“Highly effective teachers use procedures and systems to maximize the value of each minute of learning...To be clear, these highly effective teachers sweat the details not because they are obsessed with control but because they see that this attention to detail translates into student learning.”Steven Farr, Teaching As Leadership
From my 20 years of teaching in both brick and mortar classrooms, 100% virtual classrooms, and a hybrid of the two, I have become a firm believer that the first two minutes of class, or a learning session, might possibly be the most important. I have observed in classrooms around the country that it is common for these precious few minutes to be wasted as the class gets ready to begin. I call these undefined areas in our lessons, gray areas, and it is our responsibility, if we are going to help our students succeed, to paint them black and white. I like how Steve Farr says it, “...highly effective teachers sweat the details…”. When we “sweat the details” and design and consistently implement hyper predictable learning routines our students are safer and more successful.
I am curious, how do you use the first few minutes of class?
I advocate that we begin with a prompt, not a quiz, that uses metacognitive practice to warm up the mind to get ready to learn. I often use "retrieval practice” and/or “spaced practice" when I engage students in the Kick-Off when we begin. Personally, I like to have my students look back, or reflect, for a few reasons. One important reason is that it gives me the opportunity to revisit and reteach what we have previously learned in order to clear up student misconceptions and while we build a solid foundation for what we will learn next.
However, teachers can also look forward as they start each day with their students.

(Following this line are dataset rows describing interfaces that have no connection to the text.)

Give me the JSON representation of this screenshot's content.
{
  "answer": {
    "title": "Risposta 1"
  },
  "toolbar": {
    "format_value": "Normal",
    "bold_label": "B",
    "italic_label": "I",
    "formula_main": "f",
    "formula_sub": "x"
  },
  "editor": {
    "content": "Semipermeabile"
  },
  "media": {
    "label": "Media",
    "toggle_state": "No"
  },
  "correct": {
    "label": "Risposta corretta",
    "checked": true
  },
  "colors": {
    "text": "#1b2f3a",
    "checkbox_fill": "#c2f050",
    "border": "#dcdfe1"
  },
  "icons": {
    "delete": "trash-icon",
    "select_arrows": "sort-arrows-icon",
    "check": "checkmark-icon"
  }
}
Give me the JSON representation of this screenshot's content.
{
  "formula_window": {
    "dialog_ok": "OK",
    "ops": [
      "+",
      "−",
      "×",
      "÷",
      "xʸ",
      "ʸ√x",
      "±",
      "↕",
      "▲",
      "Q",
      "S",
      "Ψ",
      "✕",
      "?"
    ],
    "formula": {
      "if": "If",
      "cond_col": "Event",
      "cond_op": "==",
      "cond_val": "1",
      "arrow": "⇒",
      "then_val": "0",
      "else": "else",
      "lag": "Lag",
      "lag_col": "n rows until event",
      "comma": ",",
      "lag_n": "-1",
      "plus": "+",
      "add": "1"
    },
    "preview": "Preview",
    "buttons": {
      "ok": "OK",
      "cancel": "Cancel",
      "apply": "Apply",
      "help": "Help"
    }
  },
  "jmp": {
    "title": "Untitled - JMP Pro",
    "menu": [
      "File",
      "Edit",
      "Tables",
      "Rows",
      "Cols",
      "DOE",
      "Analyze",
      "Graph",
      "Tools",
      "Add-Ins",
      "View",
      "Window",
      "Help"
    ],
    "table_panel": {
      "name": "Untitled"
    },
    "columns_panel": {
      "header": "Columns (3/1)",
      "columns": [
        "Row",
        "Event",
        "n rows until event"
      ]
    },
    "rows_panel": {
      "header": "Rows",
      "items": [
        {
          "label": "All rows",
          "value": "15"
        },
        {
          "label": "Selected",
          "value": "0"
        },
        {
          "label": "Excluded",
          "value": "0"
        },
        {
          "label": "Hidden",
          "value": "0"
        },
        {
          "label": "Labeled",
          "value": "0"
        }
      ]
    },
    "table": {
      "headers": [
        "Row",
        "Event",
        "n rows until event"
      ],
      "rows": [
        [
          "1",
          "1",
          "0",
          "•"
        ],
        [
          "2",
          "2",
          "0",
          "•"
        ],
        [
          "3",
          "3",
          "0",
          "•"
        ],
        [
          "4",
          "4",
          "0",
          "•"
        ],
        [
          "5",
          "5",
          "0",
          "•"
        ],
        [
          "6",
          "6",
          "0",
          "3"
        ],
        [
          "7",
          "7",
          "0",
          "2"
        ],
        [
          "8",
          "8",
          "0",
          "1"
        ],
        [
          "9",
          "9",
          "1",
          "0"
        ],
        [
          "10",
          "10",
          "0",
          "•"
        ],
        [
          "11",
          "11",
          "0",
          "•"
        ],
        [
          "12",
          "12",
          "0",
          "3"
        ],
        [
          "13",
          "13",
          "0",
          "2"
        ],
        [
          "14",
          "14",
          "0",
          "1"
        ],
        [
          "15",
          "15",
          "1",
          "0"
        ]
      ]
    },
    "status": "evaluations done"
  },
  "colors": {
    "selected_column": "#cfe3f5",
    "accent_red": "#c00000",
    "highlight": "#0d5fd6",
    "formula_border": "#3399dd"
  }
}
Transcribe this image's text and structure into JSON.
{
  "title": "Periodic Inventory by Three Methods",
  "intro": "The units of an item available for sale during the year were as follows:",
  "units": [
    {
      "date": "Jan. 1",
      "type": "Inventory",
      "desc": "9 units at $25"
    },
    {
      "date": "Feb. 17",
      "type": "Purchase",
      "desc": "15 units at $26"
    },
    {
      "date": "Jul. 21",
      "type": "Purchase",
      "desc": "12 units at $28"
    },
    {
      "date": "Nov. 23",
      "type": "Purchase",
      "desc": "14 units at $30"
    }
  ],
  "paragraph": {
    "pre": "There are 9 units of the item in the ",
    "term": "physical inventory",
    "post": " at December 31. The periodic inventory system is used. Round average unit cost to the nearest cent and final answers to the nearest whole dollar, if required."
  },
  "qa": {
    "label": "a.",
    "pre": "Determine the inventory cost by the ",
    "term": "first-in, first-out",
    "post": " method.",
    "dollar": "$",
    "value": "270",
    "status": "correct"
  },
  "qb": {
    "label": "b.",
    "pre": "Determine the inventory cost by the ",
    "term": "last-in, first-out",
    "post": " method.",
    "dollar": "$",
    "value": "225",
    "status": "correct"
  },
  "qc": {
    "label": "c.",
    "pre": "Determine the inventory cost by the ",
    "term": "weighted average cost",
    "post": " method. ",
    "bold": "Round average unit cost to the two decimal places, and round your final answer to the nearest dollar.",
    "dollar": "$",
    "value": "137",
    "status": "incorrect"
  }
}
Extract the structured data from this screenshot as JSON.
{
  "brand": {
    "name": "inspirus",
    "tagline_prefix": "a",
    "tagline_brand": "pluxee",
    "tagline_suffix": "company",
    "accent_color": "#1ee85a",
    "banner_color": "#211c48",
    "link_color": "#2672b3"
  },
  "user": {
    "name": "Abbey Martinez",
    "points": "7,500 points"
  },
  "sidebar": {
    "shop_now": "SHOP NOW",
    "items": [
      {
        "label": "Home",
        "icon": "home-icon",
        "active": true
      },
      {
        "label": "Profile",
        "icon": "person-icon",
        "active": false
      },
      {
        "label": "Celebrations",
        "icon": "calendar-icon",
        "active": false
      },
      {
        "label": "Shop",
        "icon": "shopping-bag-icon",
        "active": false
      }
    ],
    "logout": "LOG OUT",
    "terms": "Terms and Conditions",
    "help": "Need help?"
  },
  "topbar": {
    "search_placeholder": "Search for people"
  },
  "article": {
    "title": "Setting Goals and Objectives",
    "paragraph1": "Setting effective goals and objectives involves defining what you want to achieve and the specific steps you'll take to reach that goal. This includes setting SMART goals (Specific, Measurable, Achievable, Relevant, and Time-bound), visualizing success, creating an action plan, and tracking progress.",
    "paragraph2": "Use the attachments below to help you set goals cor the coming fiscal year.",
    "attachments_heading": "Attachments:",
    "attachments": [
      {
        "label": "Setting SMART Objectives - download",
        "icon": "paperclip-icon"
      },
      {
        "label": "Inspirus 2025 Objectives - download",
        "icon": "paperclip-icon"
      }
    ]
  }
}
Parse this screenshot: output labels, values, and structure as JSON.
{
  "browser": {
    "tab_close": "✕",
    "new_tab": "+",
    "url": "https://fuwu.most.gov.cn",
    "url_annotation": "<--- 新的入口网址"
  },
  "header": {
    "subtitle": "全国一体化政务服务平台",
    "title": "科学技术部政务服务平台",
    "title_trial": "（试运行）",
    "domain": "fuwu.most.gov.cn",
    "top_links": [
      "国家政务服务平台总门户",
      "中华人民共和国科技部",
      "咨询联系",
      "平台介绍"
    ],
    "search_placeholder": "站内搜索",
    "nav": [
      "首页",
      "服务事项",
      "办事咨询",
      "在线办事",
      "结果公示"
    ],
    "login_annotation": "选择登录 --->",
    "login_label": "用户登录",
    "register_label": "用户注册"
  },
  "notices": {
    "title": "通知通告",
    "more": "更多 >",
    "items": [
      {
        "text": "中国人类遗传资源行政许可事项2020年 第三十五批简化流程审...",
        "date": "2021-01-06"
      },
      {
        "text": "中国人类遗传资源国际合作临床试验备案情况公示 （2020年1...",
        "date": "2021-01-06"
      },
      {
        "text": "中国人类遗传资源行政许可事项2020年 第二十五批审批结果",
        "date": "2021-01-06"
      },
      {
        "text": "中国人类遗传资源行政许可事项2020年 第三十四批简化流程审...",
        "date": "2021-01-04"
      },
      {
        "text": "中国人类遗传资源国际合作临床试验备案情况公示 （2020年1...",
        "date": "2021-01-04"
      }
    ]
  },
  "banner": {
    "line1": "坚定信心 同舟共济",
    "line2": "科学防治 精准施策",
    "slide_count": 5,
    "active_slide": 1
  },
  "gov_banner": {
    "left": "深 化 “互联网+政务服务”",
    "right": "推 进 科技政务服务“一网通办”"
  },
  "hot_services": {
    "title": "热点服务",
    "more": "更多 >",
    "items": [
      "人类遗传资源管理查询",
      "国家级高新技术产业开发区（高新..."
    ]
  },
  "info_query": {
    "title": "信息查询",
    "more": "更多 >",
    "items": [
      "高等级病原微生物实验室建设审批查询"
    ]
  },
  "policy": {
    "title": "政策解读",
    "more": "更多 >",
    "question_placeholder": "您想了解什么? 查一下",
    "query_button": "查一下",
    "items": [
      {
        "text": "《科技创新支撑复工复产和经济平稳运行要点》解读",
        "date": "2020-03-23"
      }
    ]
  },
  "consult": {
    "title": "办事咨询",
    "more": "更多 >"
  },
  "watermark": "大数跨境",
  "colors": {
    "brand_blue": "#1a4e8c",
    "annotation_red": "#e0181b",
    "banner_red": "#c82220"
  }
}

I have watched as skillful teachers tap prior knowledge in their students with a prompt that sparks curiosity and excitement about what they will learn and engage in that day or week in class. To be honest, I am in awe of teachers who can spark true curiosity in students day after day. It is a gift and an art that they hone and it is worth the effort. Research has shown that curiosity is "a hidden force that drives learning, critical thinking, and reasoning."
What do you do with the first two minutes of class? Whether you opt to look back or look forward as you start, having a dependable procedure in place, one that employs metacognitive practice, to maximize each minute of class for learning, will set your students up for success.